ASSIGNMENT » Return each line of the records below in which the string "JSON" turns up.

GIVEN DATA »
------------------------------------------------------------

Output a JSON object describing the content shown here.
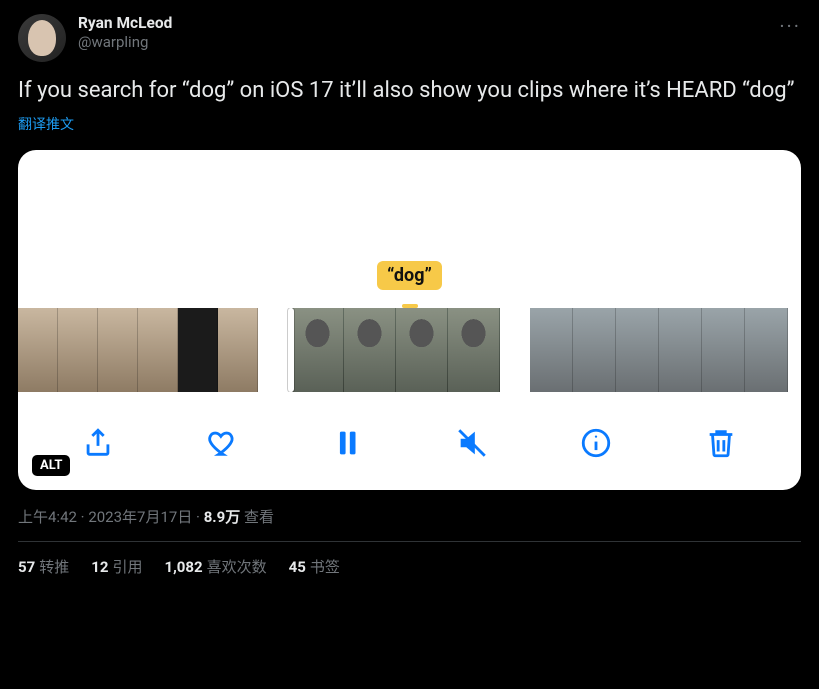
{
  "user": {
    "display_name": "Ryan McLeod",
    "handle": "@warpling"
  },
  "more_label": "···",
  "body": "If you search for “dog” on iOS 17 it’ll also show you clips where it’s HEARD “dog”",
  "translate": "翻译推文",
  "media": {
    "caption": "“dog”",
    "alt_badge": "ALT"
  },
  "meta": {
    "time": "上午4:42",
    "sep1": " · ",
    "date": "2023年7月17日",
    "sep2": " · ",
    "views_count": "8.9万",
    "views_label": " 查看"
  },
  "stats": {
    "retweets": {
      "count": "57",
      "label": "转推"
    },
    "quotes": {
      "count": "12",
      "label": "引用"
    },
    "likes": {
      "count": "1,082",
      "label": "喜欢次数"
    },
    "bookmarks": {
      "count": "45",
      "label": "书签"
    }
  }
}
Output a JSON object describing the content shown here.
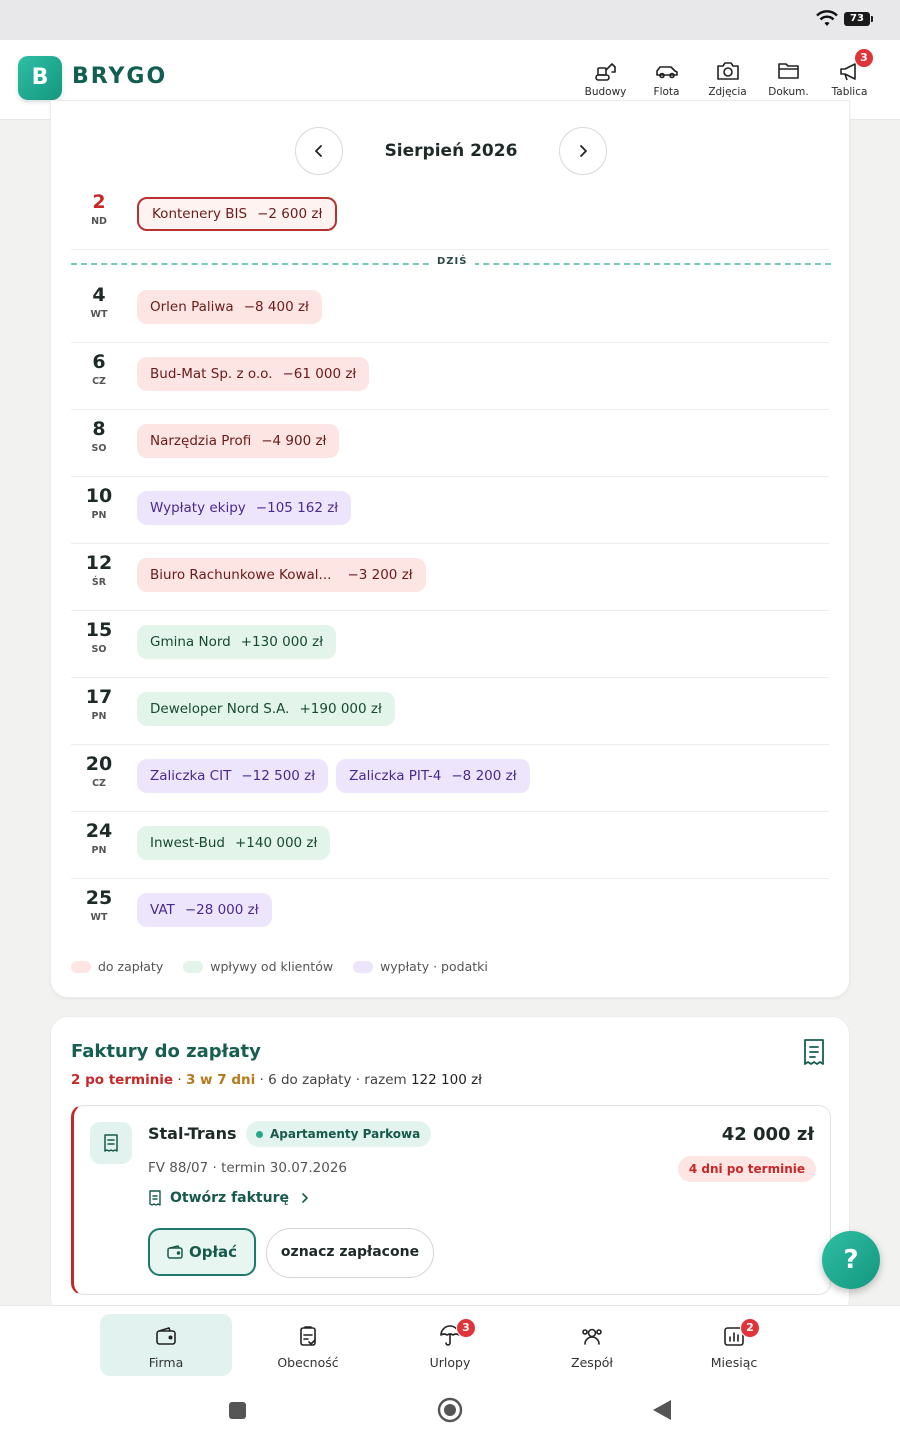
{
  "status": {
    "battery": "73"
  },
  "brand": {
    "letter": "B",
    "name": "BRYGO"
  },
  "nav_top": [
    {
      "label": "Budowy",
      "icon": "excavator-icon"
    },
    {
      "label": "Flota",
      "icon": "car-icon"
    },
    {
      "label": "Zdjęcia",
      "icon": "camera-icon"
    },
    {
      "label": "Dokum.",
      "icon": "folder-icon"
    },
    {
      "label": "Tablica",
      "icon": "megaphone-icon",
      "badge": "3"
    }
  ],
  "calendar": {
    "month": "Sierpień 2026",
    "today_label": "DZIŚ",
    "rows": [
      {
        "day": "2",
        "weekday": "ND",
        "events": [
          {
            "name": "Kontenery BIS",
            "amount": "−2 600 zł",
            "type": "outlined"
          }
        ]
      },
      {
        "day": "4",
        "weekday": "WT",
        "events": [
          {
            "name": "Orlen Paliwa",
            "amount": "−8 400 zł",
            "type": "red"
          }
        ]
      },
      {
        "day": "6",
        "weekday": "CZ",
        "events": [
          {
            "name": "Bud-Mat Sp. z o.o.",
            "amount": "−61 000 zł",
            "type": "red"
          }
        ]
      },
      {
        "day": "8",
        "weekday": "SO",
        "events": [
          {
            "name": "Narzędzia Profi",
            "amount": "−4 900 zł",
            "type": "red"
          }
        ]
      },
      {
        "day": "10",
        "weekday": "PN",
        "events": [
          {
            "name": "Wypłaty ekipy",
            "amount": "−105 162 zł",
            "type": "purple"
          }
        ]
      },
      {
        "day": "12",
        "weekday": "ŚR",
        "events": [
          {
            "name": "Biuro Rachunkowe Kowal...",
            "amount": "−3 200 zł",
            "type": "red"
          }
        ]
      },
      {
        "day": "15",
        "weekday": "SO",
        "events": [
          {
            "name": "Gmina Nord",
            "amount": "+130 000 zł",
            "type": "green"
          }
        ]
      },
      {
        "day": "17",
        "weekday": "PN",
        "events": [
          {
            "name": "Deweloper Nord S.A.",
            "amount": "+190 000 zł",
            "type": "green"
          }
        ]
      },
      {
        "day": "20",
        "weekday": "CZ",
        "events": [
          {
            "name": "Zaliczka CIT",
            "amount": "−12 500 zł",
            "type": "purple"
          },
          {
            "name": "Zaliczka PIT-4",
            "amount": "−8 200 zł",
            "type": "purple"
          }
        ]
      },
      {
        "day": "24",
        "weekday": "PN",
        "events": [
          {
            "name": "Inwest-Bud",
            "amount": "+140 000 zł",
            "type": "green"
          }
        ]
      },
      {
        "day": "25",
        "weekday": "WT",
        "events": [
          {
            "name": "VAT",
            "amount": "−28 000 zł",
            "type": "purple"
          }
        ]
      }
    ],
    "legend": [
      {
        "label": "do zapłaty",
        "color": "#fde5e4"
      },
      {
        "label": "wpływy od klientów",
        "color": "#e3f4ea"
      },
      {
        "label": "wypłaty · podatki",
        "color": "#ede5fb"
      }
    ]
  },
  "invoices": {
    "title": "Faktury do zapłaty",
    "overdue_count": "2 po terminie",
    "sep1": " · ",
    "soon_count": "3 w 7 dni",
    "sep2": " · 6 do zapłaty · razem ",
    "total": "122 100 zł",
    "item": {
      "vendor": "Stal-Trans",
      "project": "Apartamenty Parkowa",
      "meta": "FV 88/07 · termin 30.07.2026",
      "amount": "42 000 zł",
      "overdue": "4 dni po terminie",
      "open_label": "Otwórz fakturę",
      "pay_label": "Opłać",
      "mark_label": "oznacz zapłacone"
    }
  },
  "help": {
    "label": "?"
  },
  "bottom_nav": [
    {
      "label": "Firma",
      "icon": "wallet-icon",
      "active": true
    },
    {
      "label": "Obecność",
      "icon": "clipboard-check-icon"
    },
    {
      "label": "Urlopy",
      "icon": "umbrella-icon",
      "badge": "3"
    },
    {
      "label": "Zespół",
      "icon": "team-icon"
    },
    {
      "label": "Miesiąc",
      "icon": "chart-icon",
      "badge": "2"
    }
  ],
  "colors": {
    "accent": "#13977f",
    "danger": "#c62828",
    "brand_dark": "#125e51"
  }
}
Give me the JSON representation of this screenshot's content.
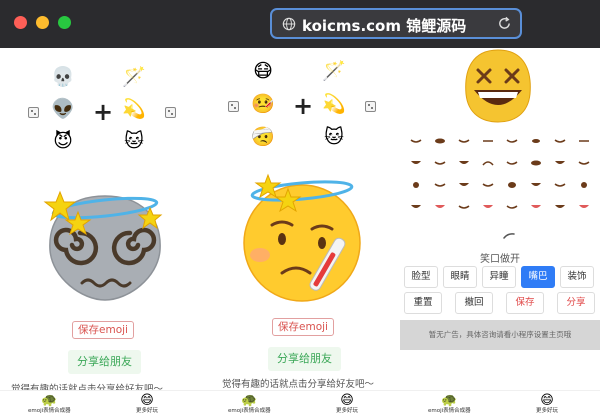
{
  "browser": {
    "url": "koicms.com 锦鲤源码"
  },
  "pane1": {
    "left_emojis": [
      "💀",
      "👽",
      "😈"
    ],
    "right_emojis": [
      "🪄",
      "💫",
      "🐱"
    ],
    "plus": "+",
    "save_label": "保存emoji",
    "share_label": "分享给朋友",
    "note": "觉得有趣的话就点击分享给好友吧～"
  },
  "pane2": {
    "left_emojis": [
      "😷",
      "🤒",
      "🤕"
    ],
    "right_emojis": [
      "🪄",
      "💫",
      "🐱"
    ],
    "plus": "+",
    "save_label": "保存emoji",
    "share_label": "分享给朋友",
    "note": "觉得有趣的话就点击分享给好友吧～"
  },
  "pane3": {
    "mouth_label": "笑口做开",
    "categories": [
      "脸型",
      "眼睛",
      "异瞳",
      "嘴巴",
      "装饰"
    ],
    "active_category": "嘴巴",
    "actions": [
      "重置",
      "撤回",
      "保存",
      "分享"
    ],
    "ad_text": "暂无广告，具体咨询请看小程序设置主页哦"
  },
  "tabbar": {
    "tab1": {
      "icon": "🐢",
      "label": "emoji表情合成器"
    },
    "tab2": {
      "icon": "😄",
      "label": "更多好玩"
    }
  },
  "colors": {
    "titlebar": "#2b2b2e",
    "url_border": "#5a8fd8",
    "accent_blue": "#2f7cf6",
    "share_green": "#3aa757",
    "save_red": "#d9534f"
  }
}
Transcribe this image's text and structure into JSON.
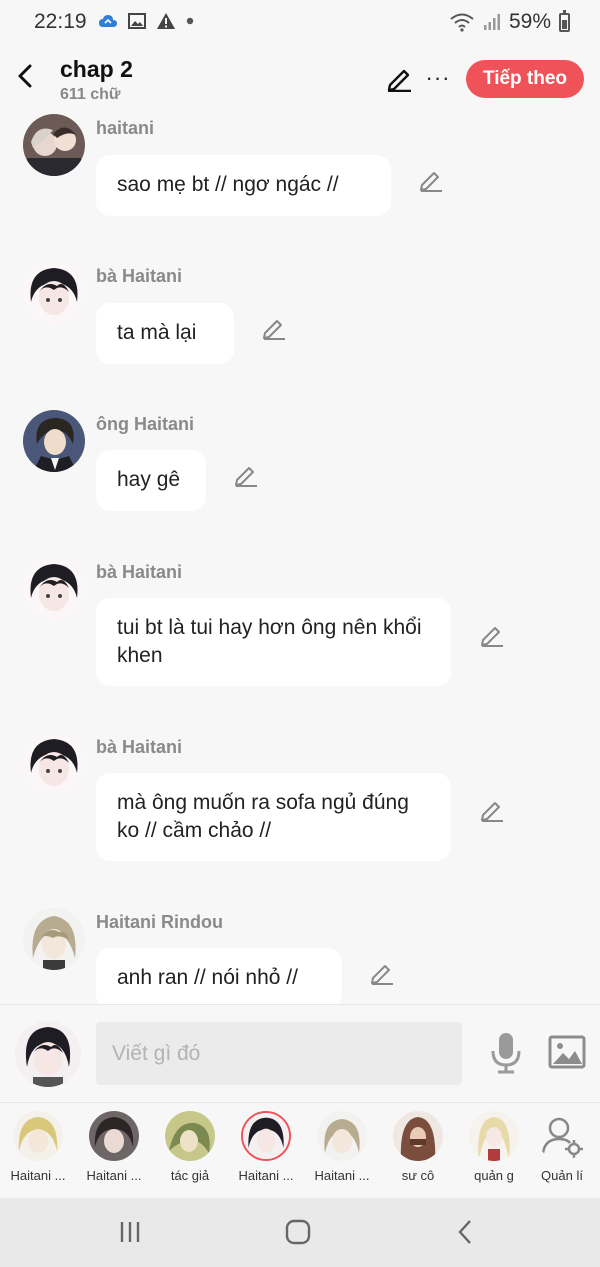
{
  "status_bar": {
    "time": "22:19",
    "battery": "59%",
    "icons_left": [
      "cloud-sync-icon",
      "image-icon",
      "warning-icon",
      "dot-icon"
    ],
    "icons_right": [
      "wifi-icon",
      "signal-icon",
      "battery-icon"
    ]
  },
  "header": {
    "title": "chap 2",
    "subtitle": "611 chữ",
    "next_label": "Tiếp theo",
    "more_label": "···"
  },
  "messages": [
    {
      "sender": "haitani",
      "text": "sao mẹ bt // ngơ ngác //",
      "avatar": "haitani-avatar"
    },
    {
      "sender": "bà Haitani",
      "text": "ta mà lại",
      "avatar": "ba-haitani-avatar"
    },
    {
      "sender": "ông Haitani",
      "text": "hay gê",
      "avatar": "ong-haitani-avatar"
    },
    {
      "sender": "bà Haitani",
      "text": "tui bt là tui hay hơn ông nên khổi khen",
      "avatar": "ba-haitani-avatar"
    },
    {
      "sender": "bà Haitani",
      "text": "mà ông muốn ra sofa ngủ đúng ko // cầm chảo //",
      "avatar": "ba-haitani-avatar"
    },
    {
      "sender": "Haitani Rindou",
      "text": "anh ran // nói nhỏ //",
      "avatar": "haitani-rindou-avatar"
    }
  ],
  "input": {
    "placeholder": "Viết gì đó"
  },
  "characters": [
    {
      "name": "Haitani ...",
      "selected": false
    },
    {
      "name": "Haitani ...",
      "selected": false
    },
    {
      "name": "tác giả",
      "selected": false
    },
    {
      "name": "Haitani ...",
      "selected": true
    },
    {
      "name": "Haitani ...",
      "selected": false
    },
    {
      "name": "sư cô",
      "selected": false
    },
    {
      "name": "quản g",
      "selected": false
    },
    {
      "name": "Quản lí",
      "selected": false
    }
  ],
  "colors": {
    "accent": "#f0525a",
    "background": "#f7f7f7",
    "bubble": "#ffffff",
    "sender_text": "#8a8a8a"
  }
}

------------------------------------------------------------

SOLUTION »
Output a JSON object describing the content shown here.
Output a JSON object describing the content shown here.
Give me the JSON representation of this screenshot's content.
Transcribe this image's text and structure into JSON.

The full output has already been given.